REVIEW: "IN & OF ITSELF" ON HULU
I loved this film, a recording by director Frank Oz of a show he also staged both in New York and Los Angeles, featuring monologuist and illusionist Derek DelGaudio. Having said that, it's an extremely difficult thing to review, as in many ways, the 90-minute show is about turns and revelations. To describe what's happening in advance would also compromise the experience. I promise, I'm going to do my very best to remain absolutely vague so that you go in totally unprepared and unspoiled for what's to come. Still, the BEST course of action, if you definitely plan on watching "In & Of Itself," would be to stop reading now, go to Hulu and enjoy it, then come back later and see how you think I did.
OK, so the core theme here is about the nature of identity, with DelGaudio making genuine observations about how we find our places in the world, then telling anecdotes and performing "magic" in order to illustrate his points. The illusions are sometimes the straight-forward kinds of stuff you'd see at a more traditional kind of magic show: making solid objects disappear, sleight-of-hand, and so forth. But the illusions themselves are not the focus; instead, this is more of a one-man show that uses the illusionist's toolbox to maintain the audience's attention, upend their expectations and even catch them off-guard. One of the most emotional moments in the show -- and it can get quite emotional -- only works because the audience members who participate are surprised, and the surprise only works because the guy surprising them is an actual magician.
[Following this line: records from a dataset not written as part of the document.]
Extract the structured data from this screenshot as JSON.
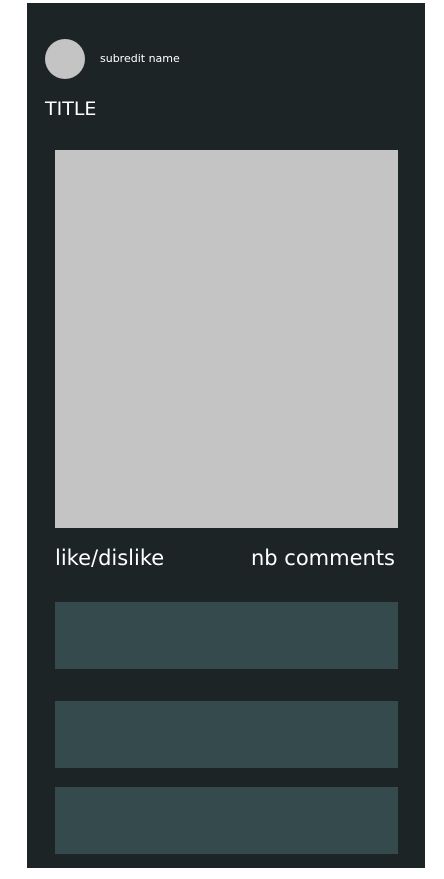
{
  "post": {
    "subreddit_name": "subredit name",
    "title": "TITLE",
    "like_dislike_label": "like/dislike",
    "comments_count_label": "nb comments"
  },
  "colors": {
    "background": "#1c2426",
    "placeholder": "#c4c4c4",
    "comment_box": "#344a4c",
    "text": "#ffffff"
  }
}
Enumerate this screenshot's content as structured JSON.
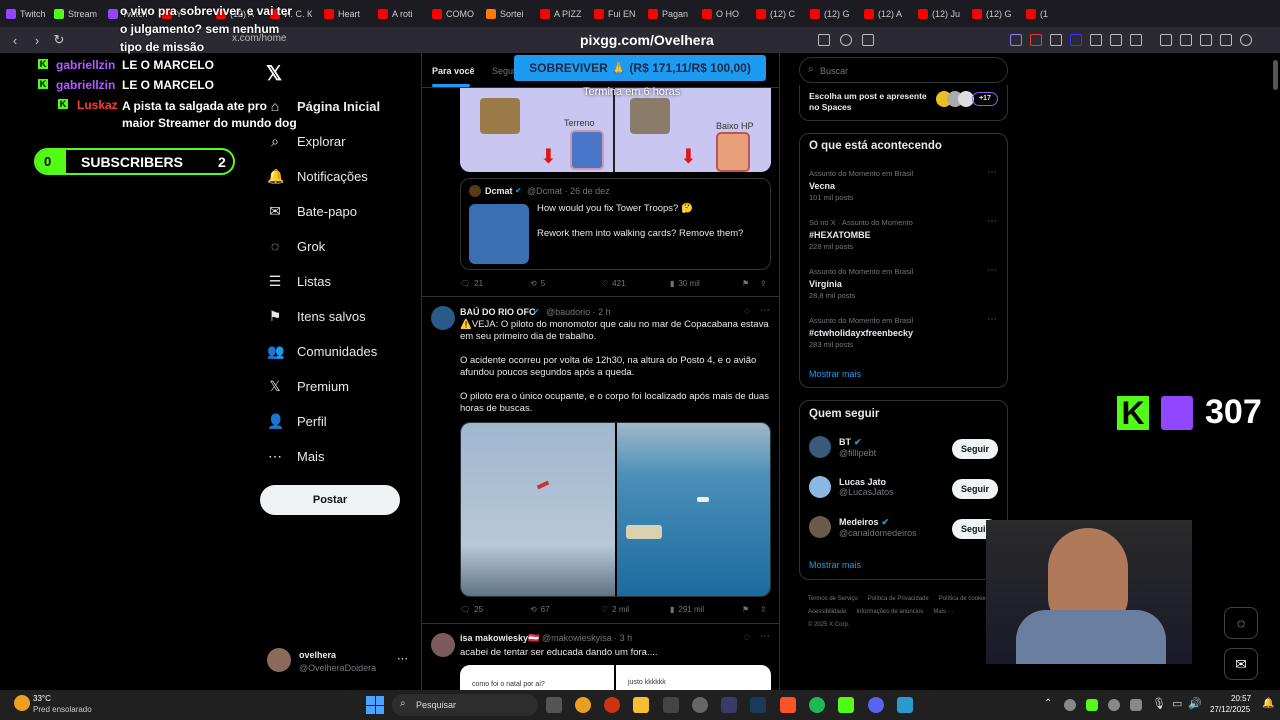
{
  "browser": {
    "tabs": [
      {
        "label": "Twitch",
        "color": "#9146ff"
      },
      {
        "label": "Stream",
        "color": "#53fc18"
      },
      {
        "label": "Twitch",
        "color": "#9146ff"
      },
      {
        "label": "Y",
        "color": "#ff0000"
      },
      {
        "label": "(12) A",
        "color": "#ff0000"
      },
      {
        "label": "И. С. К",
        "color": "#ff0000"
      },
      {
        "label": "Heart",
        "color": "#ff0000"
      },
      {
        "label": "A roti",
        "color": "#ff0000"
      },
      {
        "label": "COMO",
        "color": "#ff0000"
      },
      {
        "label": "Sortei",
        "color": "#ff7a00"
      },
      {
        "label": "A PIZZ",
        "color": "#ff0000"
      },
      {
        "label": "Fui EN",
        "color": "#ff0000"
      },
      {
        "label": "Pagan",
        "color": "#ff0000"
      },
      {
        "label": "O HO",
        "color": "#ff0000"
      },
      {
        "label": "(12) C",
        "color": "#ff0000"
      },
      {
        "label": "(12) G",
        "color": "#ff0000"
      },
      {
        "label": "(12) A",
        "color": "#ff0000"
      },
      {
        "label": "(12) Ju",
        "color": "#ff0000"
      },
      {
        "label": "(12) G",
        "color": "#ff0000"
      },
      {
        "label": "(1",
        "color": "#ff0000"
      }
    ],
    "url": "x.com/home",
    "page_title": "pixgg.com/Ovelhera"
  },
  "overlay": {
    "chat": [
      {
        "user": "gabriellzin",
        "msg": "LE O MARCELO",
        "color": "#b05cff",
        "badge": "#53fc18"
      },
      {
        "user": "gabriellzin",
        "msg": "LE O MARCELO",
        "color": "#b05cff",
        "badge": "#53fc18"
      },
      {
        "user": "Luskaz",
        "msg": "A pista ta salgada ate pro maior Streamer do mundo dog",
        "color": "#ff3b3b",
        "badge": "#53fc18"
      }
    ],
    "top_message": "o vivo pra sobreviver, e vai ter o julgamento? sem nenhum tipo de missão",
    "subs_count": "0",
    "subs_label": "SUBSCRIBERS",
    "subs_goal": "2",
    "goal_label": "SOBREVIVER 🙏 (R$ 171,11/R$ 100,00)",
    "goal_sub": "Termina em 6 horas",
    "viewers": "307"
  },
  "sidebar": {
    "items": [
      {
        "label": "Página Inicial",
        "icon": "home-icon",
        "glyph": "⌂"
      },
      {
        "label": "Explorar",
        "icon": "search-icon",
        "glyph": "⌕"
      },
      {
        "label": "Notificações",
        "icon": "bell-icon",
        "glyph": "🔔"
      },
      {
        "label": "Bate-papo",
        "icon": "mail-icon",
        "glyph": "✉"
      },
      {
        "label": "Grok",
        "icon": "grok-icon",
        "glyph": "◌"
      },
      {
        "label": "Listas",
        "icon": "list-icon",
        "glyph": "☰"
      },
      {
        "label": "Itens salvos",
        "icon": "bookmark-icon",
        "glyph": "⚑"
      },
      {
        "label": "Comunidades",
        "icon": "communities-icon",
        "glyph": "👥"
      },
      {
        "label": "Premium",
        "icon": "x-logo-icon",
        "glyph": "𝕏"
      },
      {
        "label": "Perfil",
        "icon": "profile-icon",
        "glyph": "👤"
      },
      {
        "label": "Mais",
        "icon": "more-icon",
        "glyph": "⋯"
      }
    ],
    "post_label": "Postar",
    "account_name": "ovelhera",
    "account_handle": "@OvelheraDoidera"
  },
  "feed": {
    "tab_for_you": "Para você",
    "tab_following": "Seguindo",
    "card_labels": {
      "left": "Terreno",
      "right": "Baixo HP"
    },
    "quote": {
      "name": "Dcmat",
      "handle": "@Dcmat · 26 de dez",
      "line1": "How would you fix Tower Troops? 🤔",
      "line2": "Rework them into walking cards? Remove them?"
    },
    "actions1": {
      "replies": "21",
      "retweets": "5",
      "likes": "421",
      "views": "30 mil"
    },
    "tweet2": {
      "name": "BAÚ DO RIO OFC",
      "handle": "@baudorio · 2 h",
      "p1": "⚠️VEJA: O piloto do monomotor que caiu no mar de Copacabana estava em seu primeiro dia de trabalho.",
      "p2": "O acidente ocorreu por volta de 12h30, na altura do Posto 4, e o avião afundou poucos segundos após a queda.",
      "p3": "O piloto era o único ocupante, e o corpo foi localizado após mais de duas horas de buscas."
    },
    "actions2": {
      "replies": "25",
      "retweets": "67",
      "likes": "2 mil",
      "views": "291 mil"
    },
    "tweet3": {
      "name": "isa makowiesky🇦🇹",
      "handle": "@makowieskyisa · 3 h",
      "text": "acabei de tentar ser educada dando um fora....",
      "img_left": "como foi o natal por ai?",
      "img_right": "justo kkkkkk"
    }
  },
  "right": {
    "search_placeholder": "Buscar",
    "spaces_text": "Escolha um post e apresente no Spaces",
    "spaces_count": "+17",
    "trending_title": "O que está acontecendo",
    "trends": [
      {
        "context": "Assunto do Momento em Brasil",
        "name": "Vecna",
        "posts": "101 mil posts"
      },
      {
        "context": "Só no X · Assunto do Momento",
        "name": "#HEXATOMBE",
        "posts": "228 mil posts"
      },
      {
        "context": "Assunto do Momento em Brasil",
        "name": "Virgínia",
        "posts": "28,8 mil posts"
      },
      {
        "context": "Assunto do Momento em Brasil",
        "name": "#ctwholidayxfreenbecky",
        "posts": "283 mil posts"
      }
    ],
    "show_more": "Mostrar mais",
    "who_title": "Quem seguir",
    "who": [
      {
        "name": "BT",
        "handle": "@fillipebt",
        "verified": true
      },
      {
        "name": "Lucas Jato",
        "handle": "@LucasJatos",
        "verified": false
      },
      {
        "name": "Medeiros",
        "handle": "@canaldomedeiros",
        "verified": true
      }
    ],
    "follow_label": "Seguir",
    "footer": [
      "Termos de Serviço",
      "Política de Privacidade",
      "Política de cookies",
      "Acessibilidade",
      "Informações de anúncios",
      "Mais ···",
      "© 2025 X Corp."
    ]
  },
  "taskbar": {
    "temp": "33°C",
    "weather": "Pred ensolarado",
    "search": "Pesquisar",
    "time": "20:57",
    "date": "27/12/2025"
  },
  "colors": {
    "x_blue": "#1d9bf0",
    "kick_green": "#53fc18",
    "twitch_purple": "#9146ff"
  }
}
The editing here on the film version of "In & Of Itself" is also a technical marvel that deepens the experience for viewers at home (though I'm of course jealous of the people who got to experience this live and in-person). Oz cuts between multiple different evenings and shows at pivotal moments, so we can see how these revelations landed on different individuals and crowds. (We also get to see the Who's Who of prominent New Yorkers that attended these live shows, as the crowd becomes periodically dotted with famous faces.)
But none of this would add up to all THAT much if DelGaudio weren't such a sensitive and observant soul with an important message to impart. It's NOT much of a spoiler to tell you that "In & Of Itself" has a lot to say about who we are, and how we see ourselves, beyond the labels and titles that the world and the people around us place on us, and ultimately I found it a very positive and life-affirming experience. I'd urge you to read nothing else about it and go watch.
Title: "In & Of Itself"
Where to Watch: Hulu
Running time: 90 minutes